DATA PROVIDED START

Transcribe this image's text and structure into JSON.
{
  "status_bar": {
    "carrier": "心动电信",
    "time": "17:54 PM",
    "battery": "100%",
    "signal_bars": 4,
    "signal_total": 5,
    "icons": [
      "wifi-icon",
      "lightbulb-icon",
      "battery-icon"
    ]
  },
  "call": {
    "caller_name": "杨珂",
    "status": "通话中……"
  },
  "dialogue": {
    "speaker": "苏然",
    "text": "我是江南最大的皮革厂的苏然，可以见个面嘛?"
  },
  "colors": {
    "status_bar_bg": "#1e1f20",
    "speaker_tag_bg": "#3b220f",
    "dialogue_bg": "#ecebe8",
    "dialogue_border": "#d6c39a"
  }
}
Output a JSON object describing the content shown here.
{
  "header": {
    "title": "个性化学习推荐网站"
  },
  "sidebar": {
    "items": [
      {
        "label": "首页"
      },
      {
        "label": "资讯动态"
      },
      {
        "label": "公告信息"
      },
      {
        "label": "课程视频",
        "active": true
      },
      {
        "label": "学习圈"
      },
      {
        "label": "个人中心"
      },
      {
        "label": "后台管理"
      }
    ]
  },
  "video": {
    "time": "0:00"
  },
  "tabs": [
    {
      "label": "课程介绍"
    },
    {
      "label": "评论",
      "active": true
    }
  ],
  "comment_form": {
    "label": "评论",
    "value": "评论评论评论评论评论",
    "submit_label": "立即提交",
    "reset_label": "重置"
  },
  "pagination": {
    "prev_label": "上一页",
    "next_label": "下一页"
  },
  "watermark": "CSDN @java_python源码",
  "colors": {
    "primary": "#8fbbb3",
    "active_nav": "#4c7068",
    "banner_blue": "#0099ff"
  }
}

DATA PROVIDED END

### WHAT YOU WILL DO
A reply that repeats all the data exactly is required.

### TASK RESPONSE
Transcribe this image's text and structure into JSON.
{
  "status_bar": {
    "carrier": "心动电信",
    "time": "17:54 PM",
    "battery": "100%",
    "signal_bars": 4,
    "signal_total": 5,
    "icons": [
      "wifi-icon",
      "lightbulb-icon",
      "battery-icon"
    ]
  },
  "call": {
    "caller_name": "杨珂",
    "status": "通话中……"
  },
  "dialogue": {
    "speaker": "苏然",
    "text": "我是江南最大的皮革厂的苏然，可以见个面嘛?"
  },
  "colors": {
    "status_bar_bg": "#1e1f20",
    "speaker_tag_bg": "#3b220f",
    "dialogue_bg": "#ecebe8",
    "dialogue_border": "#d6c39a"
  }
}
Output a JSON object describing the content shown here.
{
  "header": {
    "title": "个性化学习推荐网站"
  },
  "sidebar": {
    "items": [
      {
        "label": "首页"
      },
      {
        "label": "资讯动态"
      },
      {
        "label": "公告信息"
      },
      {
        "label": "课程视频",
        "active": true
      },
      {
        "label": "学习圈"
      },
      {
        "label": "个人中心"
      },
      {
        "label": "后台管理"
      }
    ]
  },
  "video": {
    "time": "0:00"
  },
  "tabs": [
    {
      "label": "课程介绍"
    },
    {
      "label": "评论",
      "active": true
    }
  ],
  "comment_form": {
    "label": "评论",
    "value": "评论评论评论评论评论",
    "submit_label": "立即提交",
    "reset_label": "重置"
  },
  "pagination": {
    "prev_label": "上一页",
    "next_label": "下一页"
  },
  "watermark": "CSDN @java_python源码",
  "colors": {
    "primary": "#8fbbb3",
    "active_nav": "#4c7068",
    "banner_blue": "#0099ff"
  }
}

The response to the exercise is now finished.